Flexible electronics are the coming wave of technological gizmos. At some point, our modern cell phones will seem just as clunky as the first generation brick-sized phones, and our clothing will keep track of our health. Eventually, we may end up with flexible tech we don’t even need to carry.
In cooperation with the Johannes Kepler University, University of Tokyo scientists have developed a flexible sensor thinner than plastic wrap and lighter than a feather. The scientists refer to their breakthrough as “imperceptible electronics,” but we may well come to know it as e-skin. When a patch of the material to fastened to the human body, researchers claim it is all but impossible to notice.
Along with providing a touch sensor type system, the imperceptible electronics could also be used to monitor the health of a patient, embedded as part of a prosthetic to provide feedback, and possibly form the basis for robotic skin in the future. The material is nearly indestructible, being bendable, crushable and immune to wet conditions.
The sensor itself is manufactured in huge plastic sheets, similar in appearance to plastic wrap, by putting a thin layer of aluminum oxide over an equally thin polymer foil. Circuitry is then added using carbon-based organic components, which can be tailored to use in a similar method as more standard electronics. Although organic electronics don’t yet process information as quickly as their silicon brethren, they perform well enough for sensor duties.

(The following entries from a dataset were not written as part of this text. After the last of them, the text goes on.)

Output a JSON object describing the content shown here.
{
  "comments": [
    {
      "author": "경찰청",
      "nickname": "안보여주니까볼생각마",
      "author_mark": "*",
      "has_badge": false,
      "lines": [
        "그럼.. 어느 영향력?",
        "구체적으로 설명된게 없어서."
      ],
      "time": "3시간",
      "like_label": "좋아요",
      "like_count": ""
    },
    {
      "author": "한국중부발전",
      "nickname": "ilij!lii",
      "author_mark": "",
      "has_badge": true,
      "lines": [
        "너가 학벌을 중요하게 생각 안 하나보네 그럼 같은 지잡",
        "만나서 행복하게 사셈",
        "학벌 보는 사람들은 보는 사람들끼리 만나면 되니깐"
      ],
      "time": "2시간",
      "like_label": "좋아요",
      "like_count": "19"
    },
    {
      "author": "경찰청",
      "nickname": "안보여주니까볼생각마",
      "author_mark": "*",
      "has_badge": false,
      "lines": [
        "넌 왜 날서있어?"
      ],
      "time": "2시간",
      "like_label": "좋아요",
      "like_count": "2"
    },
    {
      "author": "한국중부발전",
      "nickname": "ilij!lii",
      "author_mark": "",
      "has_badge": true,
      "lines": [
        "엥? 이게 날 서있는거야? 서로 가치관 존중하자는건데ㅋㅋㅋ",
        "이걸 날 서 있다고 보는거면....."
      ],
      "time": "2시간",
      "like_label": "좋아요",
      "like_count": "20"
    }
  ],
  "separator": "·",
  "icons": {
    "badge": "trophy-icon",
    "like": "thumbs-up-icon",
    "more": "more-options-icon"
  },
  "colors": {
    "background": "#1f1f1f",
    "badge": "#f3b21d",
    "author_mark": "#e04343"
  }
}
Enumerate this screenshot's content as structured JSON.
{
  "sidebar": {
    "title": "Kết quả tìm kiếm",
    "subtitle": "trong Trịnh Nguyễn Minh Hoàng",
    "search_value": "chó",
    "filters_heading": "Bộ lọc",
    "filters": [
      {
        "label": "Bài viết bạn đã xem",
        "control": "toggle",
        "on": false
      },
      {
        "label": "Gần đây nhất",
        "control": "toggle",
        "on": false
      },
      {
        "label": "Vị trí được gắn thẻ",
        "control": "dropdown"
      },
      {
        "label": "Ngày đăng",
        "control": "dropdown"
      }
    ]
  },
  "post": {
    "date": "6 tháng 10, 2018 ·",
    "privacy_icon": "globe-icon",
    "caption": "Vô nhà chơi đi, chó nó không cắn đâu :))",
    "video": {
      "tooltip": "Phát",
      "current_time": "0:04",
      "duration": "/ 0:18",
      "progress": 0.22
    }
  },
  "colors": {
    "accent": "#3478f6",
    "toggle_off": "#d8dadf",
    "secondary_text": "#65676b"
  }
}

The research has been published in the journal Nature under the title “An ultra-lightweight design for imperceptible plastic electronics.”
Below you’ll find a short video about imperceptible electronics.
Source: New Scientist